You're holier than you know

By Father Robert Barron | Print this pagePrint | Email this pageShare
Article

In June of 1997, while on retreat at St. John's Abbey in Collegeville, Minnesota, I had an opportunity to talk at some length with Father Godfrey Diekmann. One of the giants of the liturgical movement in this country and a major player in the shaping of Vatican II's document on the reform of the liturgy, Diekmann was in his upper 80s but his mind, wit, and tongue were as sharp as ever.


How do we deal with death?

By Mary Smalara Collins | Print this pagePrint | Email this pageShare
Article

Someone to watch over me

Marie Allen, of Charleston, South Carolina lost her husband when he died unexpectedly of a heart attack only a few months after their wedding. "That next morning, around 5 a.m., I remember sitting on my bed and thinking that surely this was all a dream, and when the light of day came, it would all be back to normal. I was just full of despair, when suddenly I felt my husband's presence very strongly telling me he was okay and that I would be, too. A peace washed over me. No, the grief wasn't gone, but I could bear it."


Editors' book picks

By Kevin Clarke | Print this pagePrint | Email this pageShare
Article
Catherine O'Connell-Cahill, Senior Editor
Harry Potter and the Deathly Hollows by J.K. Rowling (Arthur A. Levin, 2007) I stood in the Walgreens checkout line after work in downtown Chicago.

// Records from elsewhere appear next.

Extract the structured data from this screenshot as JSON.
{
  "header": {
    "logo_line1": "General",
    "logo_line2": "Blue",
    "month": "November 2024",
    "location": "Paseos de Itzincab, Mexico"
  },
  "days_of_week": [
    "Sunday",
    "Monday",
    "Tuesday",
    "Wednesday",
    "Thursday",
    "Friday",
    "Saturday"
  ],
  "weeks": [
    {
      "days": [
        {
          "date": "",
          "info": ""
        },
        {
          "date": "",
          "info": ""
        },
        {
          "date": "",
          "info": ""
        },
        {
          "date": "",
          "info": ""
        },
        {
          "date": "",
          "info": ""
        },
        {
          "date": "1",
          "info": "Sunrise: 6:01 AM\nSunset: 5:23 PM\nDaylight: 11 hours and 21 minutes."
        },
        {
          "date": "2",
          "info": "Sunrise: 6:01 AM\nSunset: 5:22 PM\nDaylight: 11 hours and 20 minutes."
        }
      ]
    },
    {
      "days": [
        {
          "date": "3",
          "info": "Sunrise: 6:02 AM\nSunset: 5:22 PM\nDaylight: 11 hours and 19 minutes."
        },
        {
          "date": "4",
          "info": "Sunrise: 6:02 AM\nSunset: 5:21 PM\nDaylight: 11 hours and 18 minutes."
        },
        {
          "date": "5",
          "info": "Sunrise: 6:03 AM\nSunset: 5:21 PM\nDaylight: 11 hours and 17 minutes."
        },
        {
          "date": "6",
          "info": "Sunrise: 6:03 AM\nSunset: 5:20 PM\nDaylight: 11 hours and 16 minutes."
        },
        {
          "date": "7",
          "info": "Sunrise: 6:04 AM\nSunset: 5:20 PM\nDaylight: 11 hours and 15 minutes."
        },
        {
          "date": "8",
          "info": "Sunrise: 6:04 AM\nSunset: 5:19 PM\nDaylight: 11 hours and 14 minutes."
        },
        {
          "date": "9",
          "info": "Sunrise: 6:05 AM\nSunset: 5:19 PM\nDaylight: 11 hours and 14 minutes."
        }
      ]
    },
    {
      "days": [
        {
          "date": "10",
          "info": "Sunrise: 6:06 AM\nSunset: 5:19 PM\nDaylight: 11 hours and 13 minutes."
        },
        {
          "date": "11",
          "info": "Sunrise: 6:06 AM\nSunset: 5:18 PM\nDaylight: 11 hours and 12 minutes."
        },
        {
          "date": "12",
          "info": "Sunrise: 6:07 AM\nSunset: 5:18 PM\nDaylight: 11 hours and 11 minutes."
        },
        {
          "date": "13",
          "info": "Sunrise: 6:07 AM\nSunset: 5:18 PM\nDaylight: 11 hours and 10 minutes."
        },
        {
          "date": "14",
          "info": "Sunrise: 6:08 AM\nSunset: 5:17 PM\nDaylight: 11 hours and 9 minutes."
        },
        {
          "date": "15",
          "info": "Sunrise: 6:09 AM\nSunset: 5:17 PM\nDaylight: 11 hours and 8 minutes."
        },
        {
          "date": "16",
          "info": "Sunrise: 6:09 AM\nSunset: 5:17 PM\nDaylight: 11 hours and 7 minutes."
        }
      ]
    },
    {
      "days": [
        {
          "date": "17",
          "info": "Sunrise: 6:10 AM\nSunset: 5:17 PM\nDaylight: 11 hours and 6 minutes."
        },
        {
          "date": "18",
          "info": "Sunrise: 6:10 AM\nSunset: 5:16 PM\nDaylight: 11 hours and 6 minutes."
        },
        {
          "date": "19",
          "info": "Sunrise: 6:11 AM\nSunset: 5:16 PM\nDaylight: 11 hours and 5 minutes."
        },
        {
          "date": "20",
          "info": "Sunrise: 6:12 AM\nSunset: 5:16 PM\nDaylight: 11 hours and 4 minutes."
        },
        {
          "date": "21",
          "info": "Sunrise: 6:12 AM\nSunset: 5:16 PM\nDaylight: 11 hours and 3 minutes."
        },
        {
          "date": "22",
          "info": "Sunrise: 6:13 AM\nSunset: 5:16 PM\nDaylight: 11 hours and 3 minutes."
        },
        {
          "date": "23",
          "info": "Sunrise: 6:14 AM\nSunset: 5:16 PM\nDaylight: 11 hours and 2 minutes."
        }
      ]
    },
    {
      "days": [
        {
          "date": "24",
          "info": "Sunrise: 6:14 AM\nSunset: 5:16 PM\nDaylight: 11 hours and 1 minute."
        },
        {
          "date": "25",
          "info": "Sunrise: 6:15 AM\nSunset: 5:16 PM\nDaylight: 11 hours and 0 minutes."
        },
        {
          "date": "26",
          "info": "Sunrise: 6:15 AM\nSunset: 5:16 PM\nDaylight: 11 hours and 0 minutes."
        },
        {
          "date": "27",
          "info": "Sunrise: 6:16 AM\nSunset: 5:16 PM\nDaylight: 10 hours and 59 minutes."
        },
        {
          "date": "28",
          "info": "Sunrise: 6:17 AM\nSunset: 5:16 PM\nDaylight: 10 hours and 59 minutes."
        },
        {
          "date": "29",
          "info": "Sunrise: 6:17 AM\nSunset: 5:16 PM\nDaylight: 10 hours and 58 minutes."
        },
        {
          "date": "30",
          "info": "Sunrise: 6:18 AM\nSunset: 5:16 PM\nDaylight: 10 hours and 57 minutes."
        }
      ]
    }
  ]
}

It was Friday; the seventh Harry Potter book, Harry Potter and the Deathly Hallows, had been out less than one week.


Don't get lost in translation

By Kevin Clarke | Print this pagePrint | Email this pageShare
Article
Once you've decided to get a Catholic Bible, you're still faced with eight choices. Undoubtedly, some translations will be a better fit than others. Here's some basic background.

New American Bible


Step one: Open the book

By Alice Camille | Print this pagePrint | Email this pageShare
Article
My older sister gave me my first Bible when I went away to college. It sat on a shelf in the dorm for months unopened. Frankly I might never have used it if not for the example of my Protestant roommate, who read her Bible every night. I admired her dedication and even envied it. But like many folks, I found the Bible intimidating. I was pretty sure I wouldn't understand it, would find the language confounding and the ancient context alienating. Also I secretly expected to be bored silly.

The greatest story never foretold?

By A U.S. Catholic interview | Print this pagePrint | Email this pageShare
Article
"For a child has been born for us, a son given to us... he is named Wonderful Counselor, Mighty God, Everlasting Father, Prince of Peace." These lines from Isaiah 9:6 are some of the most recognizable of the scriptures we hear at Christmastime in the Catholic Church. But was Isaiah really talking about Jesus of Nazareth?

 


Honor your Father and your Mother

By A U.S. Catholic interview | Print this pagePrint | Email this pageShare
Article
Stale images of God aren't working for today's seekers, says feminist theologian Elizabeth Johnson, C.S.J. New ones are emerging from the experiences of all God's people-male and female.

 

When you whispered a prayer this morning while sipping your coffee and eating your toast, to whom exactly did you pray? An old man with a beard somewhere beyond the clouds? Sophia, otherwise known as Holy Wisdom? The Holy Spirit? Jesus?


Road scholar

By A U.S. Catholic interview | Print this pagePrint | Email this pageShare
Article
St. Paul may be known as the "apostle to the Gentiles," but his high ideals make him an apostle for believers today, too.

 

When you ask Father Jerome Murphy-O'Connor why he studies St. Paul, you get a simple, down-to-earth answer: "He gave me my start, and that got me my job." The start was a doctoral thesis on Paul's approach to preaching, which eventually landed Murphy-O'Connor a position at Jerusalem's prestigious École Biblique, where he has taught New Testament for the past 40 years while lecturing on every corner of the globe as well.


Pages